• EXCERPTED RECORDS:
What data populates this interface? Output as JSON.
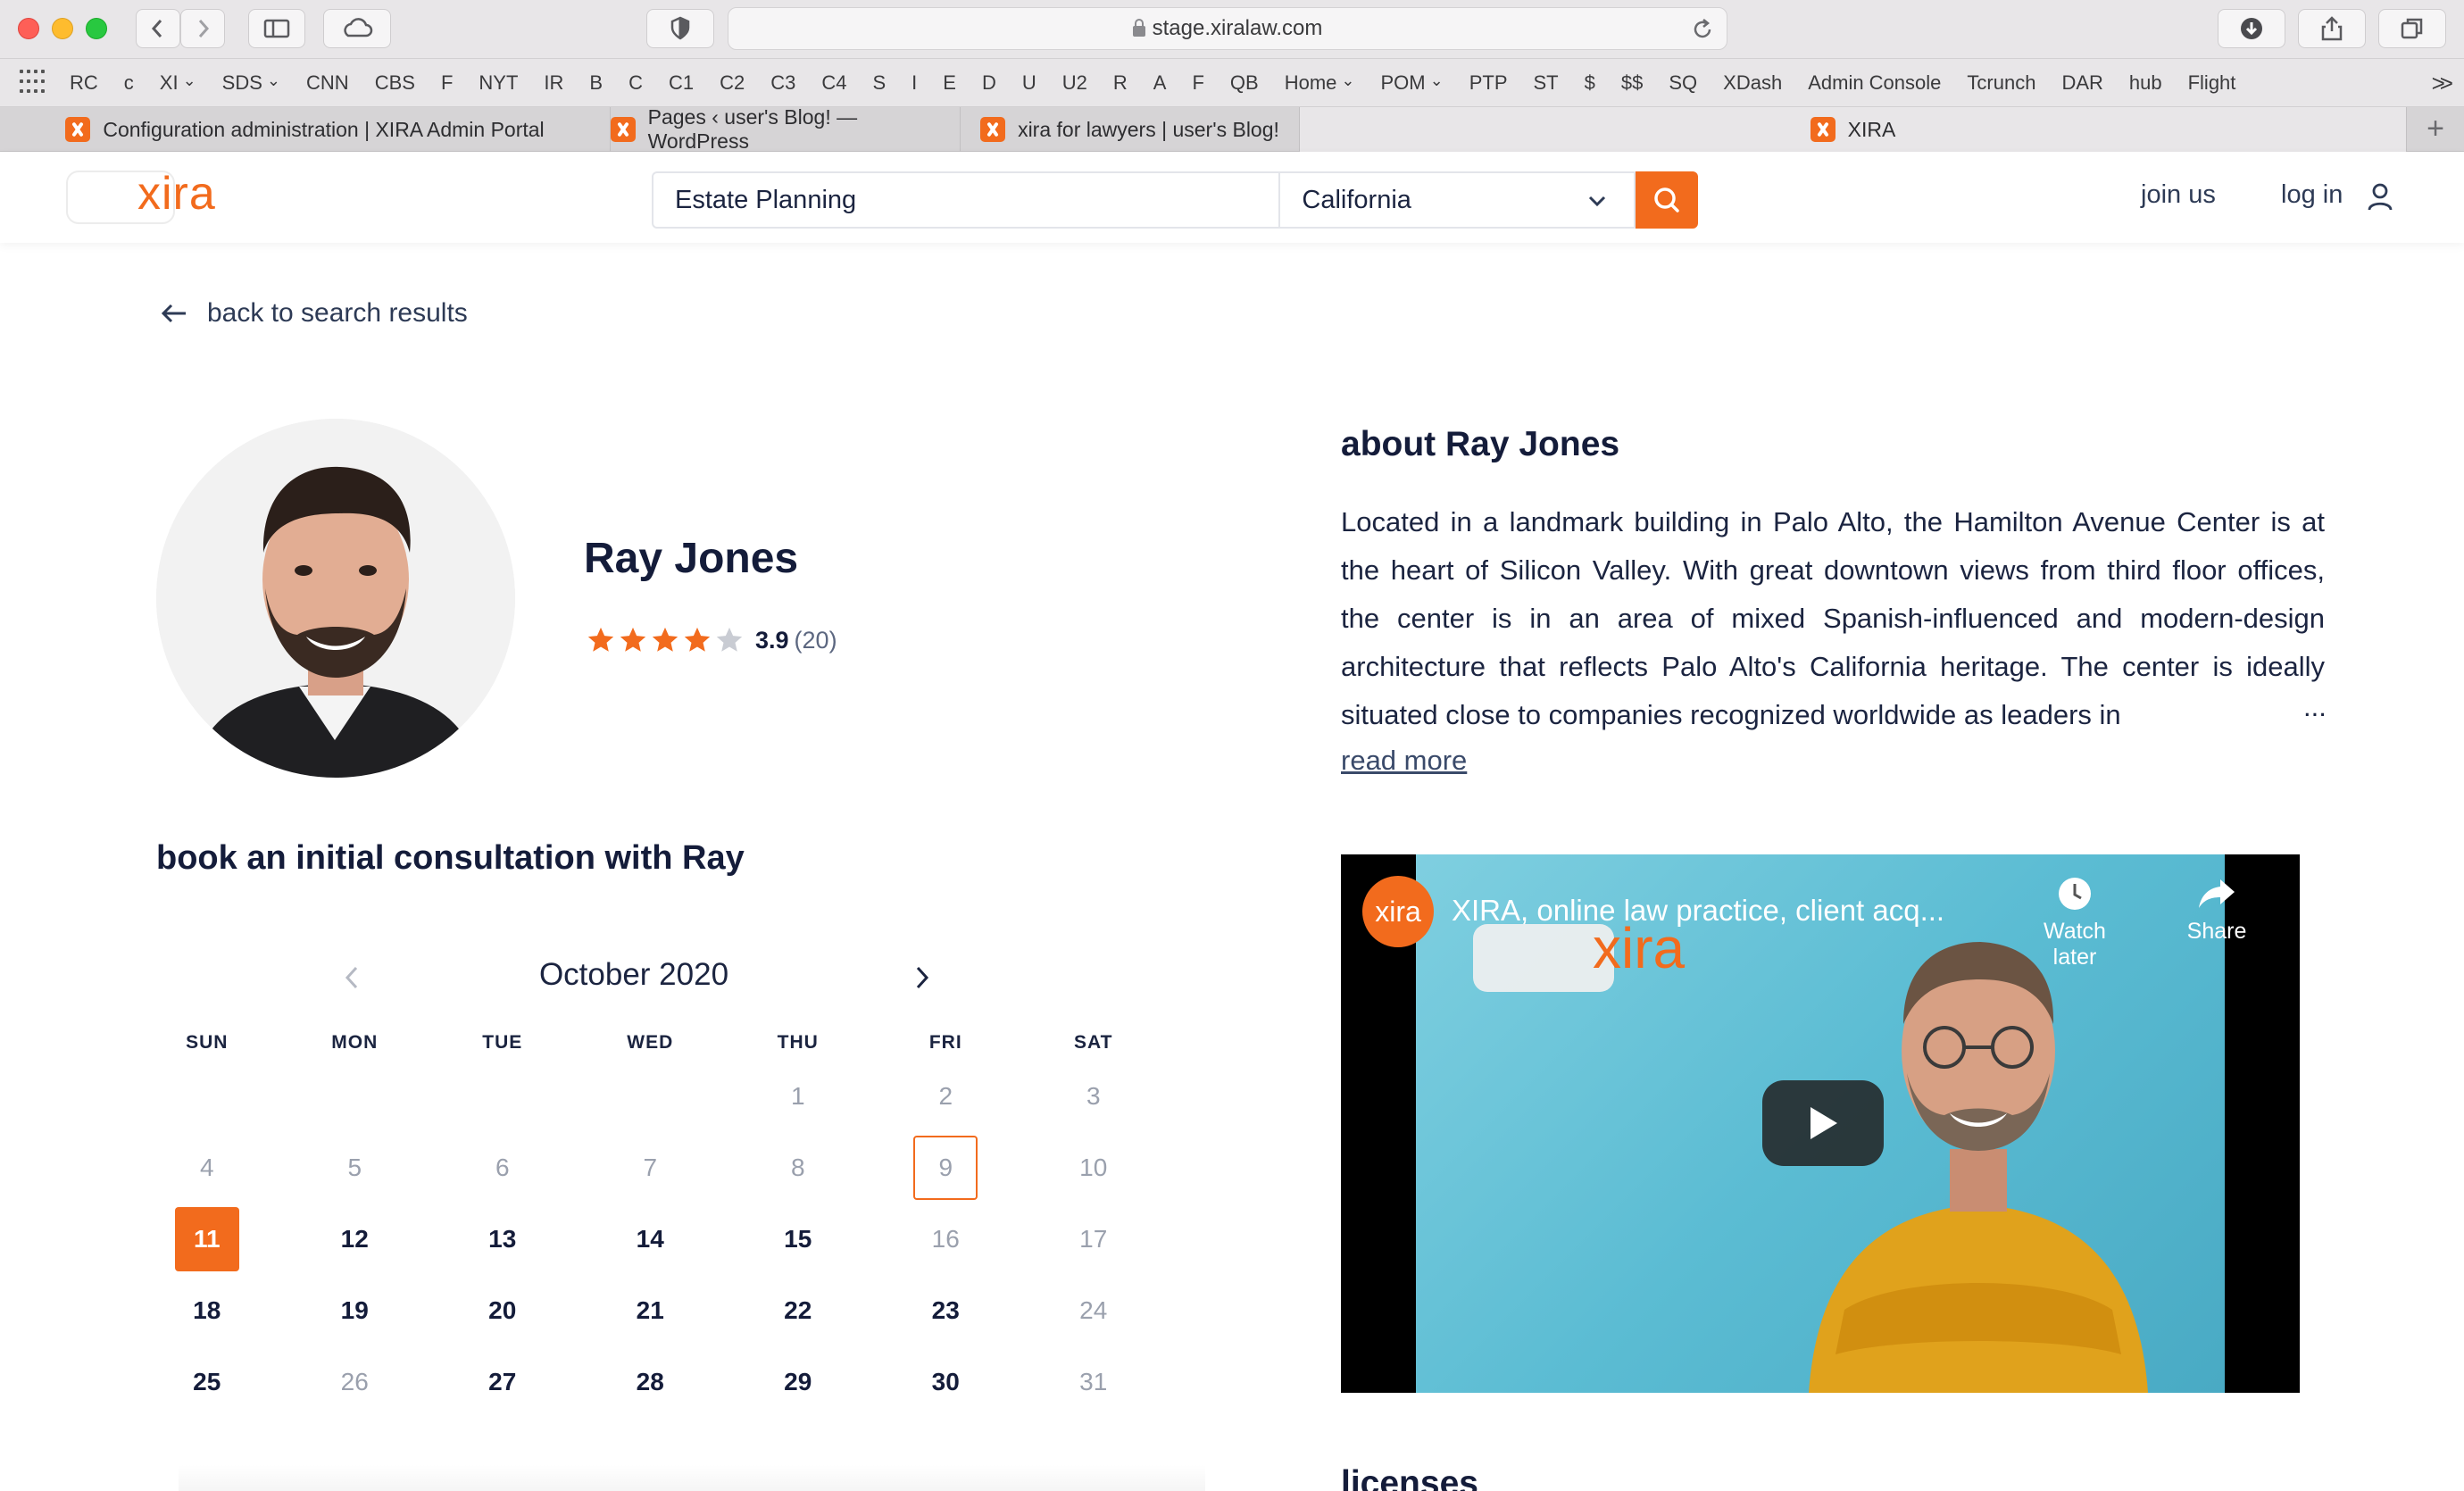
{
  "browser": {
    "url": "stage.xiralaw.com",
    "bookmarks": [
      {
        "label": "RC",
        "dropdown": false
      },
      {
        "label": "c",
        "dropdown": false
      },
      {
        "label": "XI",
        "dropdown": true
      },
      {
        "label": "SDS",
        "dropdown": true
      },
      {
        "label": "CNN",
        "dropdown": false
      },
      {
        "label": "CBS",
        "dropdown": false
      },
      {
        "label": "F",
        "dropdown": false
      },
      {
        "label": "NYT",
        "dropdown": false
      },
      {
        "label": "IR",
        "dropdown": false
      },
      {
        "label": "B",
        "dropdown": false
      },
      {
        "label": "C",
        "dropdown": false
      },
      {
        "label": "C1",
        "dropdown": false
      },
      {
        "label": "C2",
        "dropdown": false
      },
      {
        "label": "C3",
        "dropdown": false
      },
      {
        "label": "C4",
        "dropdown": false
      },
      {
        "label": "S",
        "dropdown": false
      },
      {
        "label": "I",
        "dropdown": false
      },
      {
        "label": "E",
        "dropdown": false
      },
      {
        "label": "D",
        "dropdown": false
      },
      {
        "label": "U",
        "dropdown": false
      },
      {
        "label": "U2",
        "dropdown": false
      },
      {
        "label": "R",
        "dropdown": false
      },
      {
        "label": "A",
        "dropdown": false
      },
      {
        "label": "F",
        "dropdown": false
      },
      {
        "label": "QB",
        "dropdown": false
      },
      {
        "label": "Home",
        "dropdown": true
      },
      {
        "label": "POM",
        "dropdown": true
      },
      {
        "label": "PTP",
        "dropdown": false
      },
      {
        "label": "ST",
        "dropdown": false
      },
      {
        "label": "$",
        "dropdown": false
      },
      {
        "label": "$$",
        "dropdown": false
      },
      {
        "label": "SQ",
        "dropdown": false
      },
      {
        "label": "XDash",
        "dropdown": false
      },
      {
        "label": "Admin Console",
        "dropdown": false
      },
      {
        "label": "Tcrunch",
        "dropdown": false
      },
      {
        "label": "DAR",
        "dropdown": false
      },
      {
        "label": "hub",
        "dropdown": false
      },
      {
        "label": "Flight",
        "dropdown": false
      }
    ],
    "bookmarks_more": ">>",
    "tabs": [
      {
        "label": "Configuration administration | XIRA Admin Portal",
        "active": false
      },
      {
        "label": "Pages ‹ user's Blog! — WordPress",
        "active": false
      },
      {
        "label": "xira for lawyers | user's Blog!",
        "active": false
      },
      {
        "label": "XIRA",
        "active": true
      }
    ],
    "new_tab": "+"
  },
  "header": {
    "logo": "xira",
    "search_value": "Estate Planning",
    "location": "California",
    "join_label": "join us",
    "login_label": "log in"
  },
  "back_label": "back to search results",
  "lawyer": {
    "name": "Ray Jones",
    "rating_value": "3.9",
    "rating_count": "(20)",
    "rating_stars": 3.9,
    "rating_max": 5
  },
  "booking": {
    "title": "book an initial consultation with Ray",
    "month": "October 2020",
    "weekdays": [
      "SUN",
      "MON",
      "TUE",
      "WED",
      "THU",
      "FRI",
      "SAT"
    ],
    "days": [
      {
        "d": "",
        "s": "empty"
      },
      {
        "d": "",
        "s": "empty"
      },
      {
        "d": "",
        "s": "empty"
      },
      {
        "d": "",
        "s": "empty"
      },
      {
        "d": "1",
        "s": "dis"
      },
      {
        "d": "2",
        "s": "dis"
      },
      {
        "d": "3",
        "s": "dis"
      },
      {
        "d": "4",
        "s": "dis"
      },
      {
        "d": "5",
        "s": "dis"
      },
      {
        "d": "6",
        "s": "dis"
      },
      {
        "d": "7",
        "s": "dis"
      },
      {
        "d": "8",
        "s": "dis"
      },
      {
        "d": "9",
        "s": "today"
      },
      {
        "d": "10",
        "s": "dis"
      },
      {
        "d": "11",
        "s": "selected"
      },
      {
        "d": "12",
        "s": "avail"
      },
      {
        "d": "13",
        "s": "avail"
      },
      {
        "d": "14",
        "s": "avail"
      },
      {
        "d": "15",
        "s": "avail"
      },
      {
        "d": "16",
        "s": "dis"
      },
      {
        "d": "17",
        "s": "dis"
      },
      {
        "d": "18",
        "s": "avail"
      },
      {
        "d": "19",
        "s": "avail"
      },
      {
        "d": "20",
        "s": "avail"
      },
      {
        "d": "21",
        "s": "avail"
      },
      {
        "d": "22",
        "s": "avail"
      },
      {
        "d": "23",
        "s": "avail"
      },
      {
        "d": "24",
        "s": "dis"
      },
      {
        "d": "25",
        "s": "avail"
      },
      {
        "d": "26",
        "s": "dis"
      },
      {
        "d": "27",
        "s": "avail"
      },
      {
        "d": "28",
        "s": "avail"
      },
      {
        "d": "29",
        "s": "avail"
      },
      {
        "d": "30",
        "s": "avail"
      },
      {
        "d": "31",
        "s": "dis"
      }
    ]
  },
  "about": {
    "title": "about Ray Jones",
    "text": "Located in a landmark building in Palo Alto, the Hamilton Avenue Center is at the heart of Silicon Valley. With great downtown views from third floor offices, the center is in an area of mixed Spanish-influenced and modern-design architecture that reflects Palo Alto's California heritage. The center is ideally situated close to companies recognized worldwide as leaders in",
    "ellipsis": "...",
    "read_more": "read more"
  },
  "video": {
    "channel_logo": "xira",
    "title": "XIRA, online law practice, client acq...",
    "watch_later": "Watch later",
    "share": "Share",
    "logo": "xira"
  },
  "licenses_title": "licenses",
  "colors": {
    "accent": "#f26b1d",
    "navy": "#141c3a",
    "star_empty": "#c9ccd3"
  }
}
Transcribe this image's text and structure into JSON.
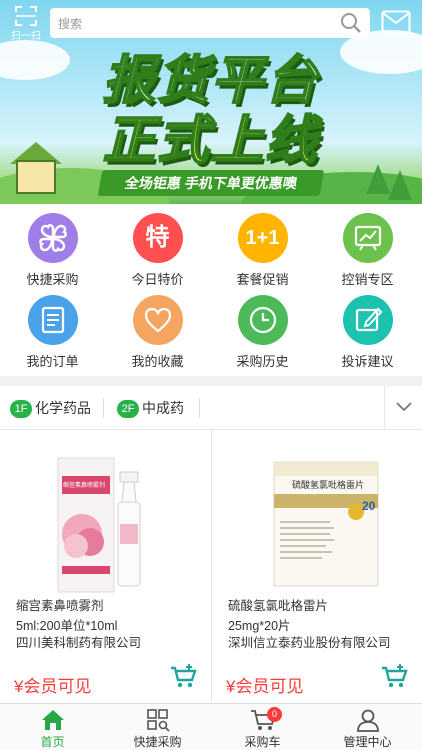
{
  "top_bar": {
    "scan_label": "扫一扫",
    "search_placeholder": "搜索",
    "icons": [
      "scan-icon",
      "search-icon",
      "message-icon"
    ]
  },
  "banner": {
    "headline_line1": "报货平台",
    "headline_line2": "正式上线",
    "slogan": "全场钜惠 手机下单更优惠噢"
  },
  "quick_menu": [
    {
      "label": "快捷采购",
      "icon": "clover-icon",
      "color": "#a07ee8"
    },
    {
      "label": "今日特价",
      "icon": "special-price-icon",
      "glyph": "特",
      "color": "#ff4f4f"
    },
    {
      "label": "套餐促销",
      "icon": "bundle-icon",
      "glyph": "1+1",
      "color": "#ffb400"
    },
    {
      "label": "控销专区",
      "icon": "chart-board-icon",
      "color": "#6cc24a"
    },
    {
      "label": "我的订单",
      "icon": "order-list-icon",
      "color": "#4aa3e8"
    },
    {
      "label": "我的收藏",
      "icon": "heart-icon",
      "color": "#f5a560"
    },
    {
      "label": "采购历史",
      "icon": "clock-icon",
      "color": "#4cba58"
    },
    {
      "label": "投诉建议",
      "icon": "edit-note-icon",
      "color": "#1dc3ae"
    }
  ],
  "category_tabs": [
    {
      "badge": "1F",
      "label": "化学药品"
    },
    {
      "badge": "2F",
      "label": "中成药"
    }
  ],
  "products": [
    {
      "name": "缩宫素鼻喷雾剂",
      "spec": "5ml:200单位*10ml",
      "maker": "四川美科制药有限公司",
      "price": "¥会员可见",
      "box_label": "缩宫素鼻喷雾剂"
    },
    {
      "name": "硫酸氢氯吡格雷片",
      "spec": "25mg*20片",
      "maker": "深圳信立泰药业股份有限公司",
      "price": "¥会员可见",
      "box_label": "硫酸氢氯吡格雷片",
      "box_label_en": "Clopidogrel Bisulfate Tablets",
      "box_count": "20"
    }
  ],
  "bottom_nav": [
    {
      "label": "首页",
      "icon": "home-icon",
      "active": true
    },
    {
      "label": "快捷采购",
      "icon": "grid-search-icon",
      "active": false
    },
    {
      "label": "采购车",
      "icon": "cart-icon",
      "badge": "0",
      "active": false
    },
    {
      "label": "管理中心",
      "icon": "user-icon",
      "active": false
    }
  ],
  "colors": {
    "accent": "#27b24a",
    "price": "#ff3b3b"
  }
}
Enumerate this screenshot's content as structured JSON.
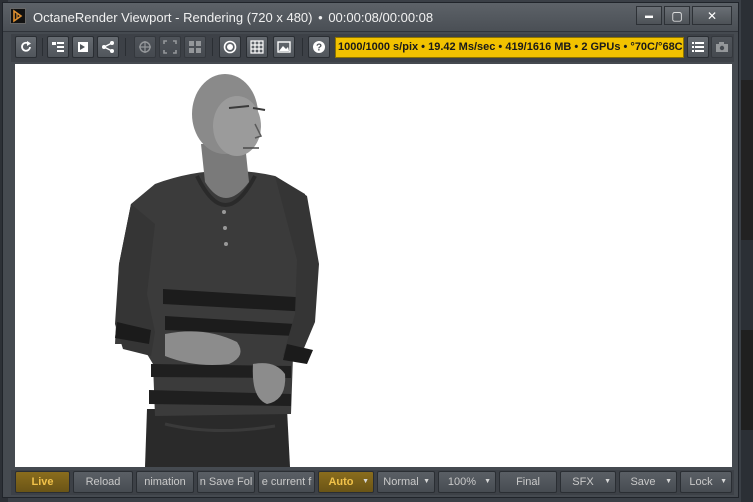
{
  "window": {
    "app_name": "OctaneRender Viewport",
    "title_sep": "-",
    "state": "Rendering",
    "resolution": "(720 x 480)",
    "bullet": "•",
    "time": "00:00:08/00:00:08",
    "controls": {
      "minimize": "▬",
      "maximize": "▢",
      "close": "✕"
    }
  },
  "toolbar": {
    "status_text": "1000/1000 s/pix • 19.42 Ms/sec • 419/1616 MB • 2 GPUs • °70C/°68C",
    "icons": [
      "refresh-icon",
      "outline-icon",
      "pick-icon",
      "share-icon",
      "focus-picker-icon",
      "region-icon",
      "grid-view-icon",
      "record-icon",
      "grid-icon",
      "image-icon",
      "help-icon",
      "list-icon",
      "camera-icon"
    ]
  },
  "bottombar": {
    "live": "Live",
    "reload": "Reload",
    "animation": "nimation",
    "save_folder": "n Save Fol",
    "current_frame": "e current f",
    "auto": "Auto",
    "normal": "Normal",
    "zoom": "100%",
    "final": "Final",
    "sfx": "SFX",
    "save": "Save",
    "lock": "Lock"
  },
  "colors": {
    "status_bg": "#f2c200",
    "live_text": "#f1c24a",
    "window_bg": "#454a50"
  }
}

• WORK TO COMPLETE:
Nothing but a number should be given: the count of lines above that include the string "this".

• EXERCISE RESULT:
3